Too often those ideas are entrenched in my thinking. I recently was jolted out of those patterns of thought by a story I read about Lisa Fenn. Four years ago she was a television producer for ESPN, creating human interest features with a sports connection. One of those stories changed her life. She took on the task of telling the story of Dartanyon Crockett and Leroy Sutton, a couple of African American high school students from Cleveland. The sports connection was that Dartanyon was a star on the Lincoln West wrestling team and Leroy was a teammate. These two were best friends. They went everywhere together. They both showed remarkable grace, strength of character and humor in situations that were beyond sad and depressing. They were downright tragic.
Lisa could not bear to simply tell the story of these two young men and then walk away. She says she had to stay connected to them and try to help. She couldn’t bear to be next on the list of people who walked out on them after earning their trust. “I stayed because my heart was too heavy for my legs to walk away. Dark clouds hung over every turn of Dartanyon’s and Leroy’s lives, and I found myself pleading with the heavens to end this madness.”

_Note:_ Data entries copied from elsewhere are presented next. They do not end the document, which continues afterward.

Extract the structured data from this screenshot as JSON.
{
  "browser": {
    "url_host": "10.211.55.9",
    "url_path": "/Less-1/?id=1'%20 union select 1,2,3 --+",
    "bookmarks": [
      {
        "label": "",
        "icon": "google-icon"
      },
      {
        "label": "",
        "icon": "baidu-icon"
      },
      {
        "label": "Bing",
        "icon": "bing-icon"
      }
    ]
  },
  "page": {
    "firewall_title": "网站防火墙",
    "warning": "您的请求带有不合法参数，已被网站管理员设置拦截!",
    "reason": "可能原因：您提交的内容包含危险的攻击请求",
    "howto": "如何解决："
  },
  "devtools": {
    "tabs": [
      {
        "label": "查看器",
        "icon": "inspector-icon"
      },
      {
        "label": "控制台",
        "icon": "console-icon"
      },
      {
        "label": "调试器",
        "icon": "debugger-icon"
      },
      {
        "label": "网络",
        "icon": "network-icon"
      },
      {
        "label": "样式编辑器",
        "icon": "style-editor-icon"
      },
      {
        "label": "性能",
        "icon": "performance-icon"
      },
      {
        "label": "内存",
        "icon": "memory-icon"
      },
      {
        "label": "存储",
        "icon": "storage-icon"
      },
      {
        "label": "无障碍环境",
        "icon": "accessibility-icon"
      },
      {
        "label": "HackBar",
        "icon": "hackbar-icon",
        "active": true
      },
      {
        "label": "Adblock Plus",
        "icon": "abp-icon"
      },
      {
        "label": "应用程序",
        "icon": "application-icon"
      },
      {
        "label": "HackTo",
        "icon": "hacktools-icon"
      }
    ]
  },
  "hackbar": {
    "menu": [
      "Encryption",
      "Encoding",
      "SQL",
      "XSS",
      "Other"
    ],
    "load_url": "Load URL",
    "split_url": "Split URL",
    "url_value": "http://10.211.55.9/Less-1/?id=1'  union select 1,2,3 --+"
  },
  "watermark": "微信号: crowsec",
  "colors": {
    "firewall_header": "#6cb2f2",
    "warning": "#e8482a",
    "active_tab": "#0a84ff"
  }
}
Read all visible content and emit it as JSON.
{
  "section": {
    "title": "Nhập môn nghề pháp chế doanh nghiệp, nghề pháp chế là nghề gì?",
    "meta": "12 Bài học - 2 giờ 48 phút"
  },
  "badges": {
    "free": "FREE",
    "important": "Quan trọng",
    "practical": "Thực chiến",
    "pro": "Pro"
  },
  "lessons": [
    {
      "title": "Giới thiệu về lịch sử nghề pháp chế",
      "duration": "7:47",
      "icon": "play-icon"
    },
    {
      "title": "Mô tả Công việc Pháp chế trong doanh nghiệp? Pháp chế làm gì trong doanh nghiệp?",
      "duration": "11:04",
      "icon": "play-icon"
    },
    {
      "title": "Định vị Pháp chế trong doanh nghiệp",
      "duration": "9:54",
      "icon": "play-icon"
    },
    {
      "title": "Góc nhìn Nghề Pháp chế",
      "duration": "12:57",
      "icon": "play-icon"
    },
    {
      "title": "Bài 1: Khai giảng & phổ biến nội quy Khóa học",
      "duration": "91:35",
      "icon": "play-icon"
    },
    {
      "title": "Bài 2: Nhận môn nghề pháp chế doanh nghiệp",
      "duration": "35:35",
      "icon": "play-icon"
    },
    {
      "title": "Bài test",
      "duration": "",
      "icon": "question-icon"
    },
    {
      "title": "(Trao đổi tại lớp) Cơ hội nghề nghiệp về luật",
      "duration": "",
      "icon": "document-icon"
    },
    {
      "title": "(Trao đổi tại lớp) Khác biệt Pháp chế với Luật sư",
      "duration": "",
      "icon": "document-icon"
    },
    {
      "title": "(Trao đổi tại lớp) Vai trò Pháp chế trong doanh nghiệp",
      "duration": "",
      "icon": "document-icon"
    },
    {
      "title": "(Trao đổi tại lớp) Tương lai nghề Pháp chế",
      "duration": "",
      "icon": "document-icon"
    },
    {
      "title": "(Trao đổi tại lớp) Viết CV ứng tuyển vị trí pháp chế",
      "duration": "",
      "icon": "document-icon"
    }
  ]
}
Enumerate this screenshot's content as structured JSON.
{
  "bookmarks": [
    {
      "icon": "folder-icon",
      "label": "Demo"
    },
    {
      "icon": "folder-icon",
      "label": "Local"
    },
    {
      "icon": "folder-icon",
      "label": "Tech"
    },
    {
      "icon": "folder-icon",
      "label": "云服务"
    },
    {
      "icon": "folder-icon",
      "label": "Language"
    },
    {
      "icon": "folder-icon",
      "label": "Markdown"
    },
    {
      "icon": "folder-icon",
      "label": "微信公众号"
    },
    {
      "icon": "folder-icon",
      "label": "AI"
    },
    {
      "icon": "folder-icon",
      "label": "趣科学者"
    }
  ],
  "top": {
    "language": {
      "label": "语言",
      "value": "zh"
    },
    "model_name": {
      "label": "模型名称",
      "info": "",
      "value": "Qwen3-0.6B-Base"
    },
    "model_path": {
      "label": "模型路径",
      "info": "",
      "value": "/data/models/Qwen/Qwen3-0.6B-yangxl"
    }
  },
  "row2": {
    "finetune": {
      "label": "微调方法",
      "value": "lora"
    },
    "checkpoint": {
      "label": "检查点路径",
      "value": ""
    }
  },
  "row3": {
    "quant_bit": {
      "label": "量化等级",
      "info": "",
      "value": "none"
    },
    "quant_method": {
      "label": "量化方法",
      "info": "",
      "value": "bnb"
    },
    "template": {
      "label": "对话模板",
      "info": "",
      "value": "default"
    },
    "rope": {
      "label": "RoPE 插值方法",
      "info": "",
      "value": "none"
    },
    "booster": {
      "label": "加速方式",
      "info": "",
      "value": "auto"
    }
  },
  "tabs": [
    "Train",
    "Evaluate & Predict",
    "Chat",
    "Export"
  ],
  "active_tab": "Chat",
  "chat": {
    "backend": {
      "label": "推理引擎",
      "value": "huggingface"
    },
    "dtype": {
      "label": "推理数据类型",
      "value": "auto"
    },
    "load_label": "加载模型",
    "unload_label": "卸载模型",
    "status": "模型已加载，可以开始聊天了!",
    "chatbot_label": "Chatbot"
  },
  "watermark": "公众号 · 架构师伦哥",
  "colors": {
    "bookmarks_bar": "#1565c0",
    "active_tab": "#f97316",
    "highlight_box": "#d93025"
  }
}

Lisa’s story provoked responses from people all over the world, people who wanted to help. Lisa herself did all she could to help the two. And she has made a difference. This August Leroy, the first in his family to graduate from high school, will be the first to graduate from college. Dartanyon ended up at the Olympic Training Center in Colorado Springs. He won a bronze medal in judo at the Paralympics in 2012. The story is at http://espn.go.com/espn/otl/story/_/id/9454322/why-stayed.
The problems of the world are truly overwhelming, the needs so vast that it seems like nothing I can do will change it. But the story of Leroy and Dartanyon are a reminder that we can do something to change one person’s world. All it takes is some love and a little bit of effort.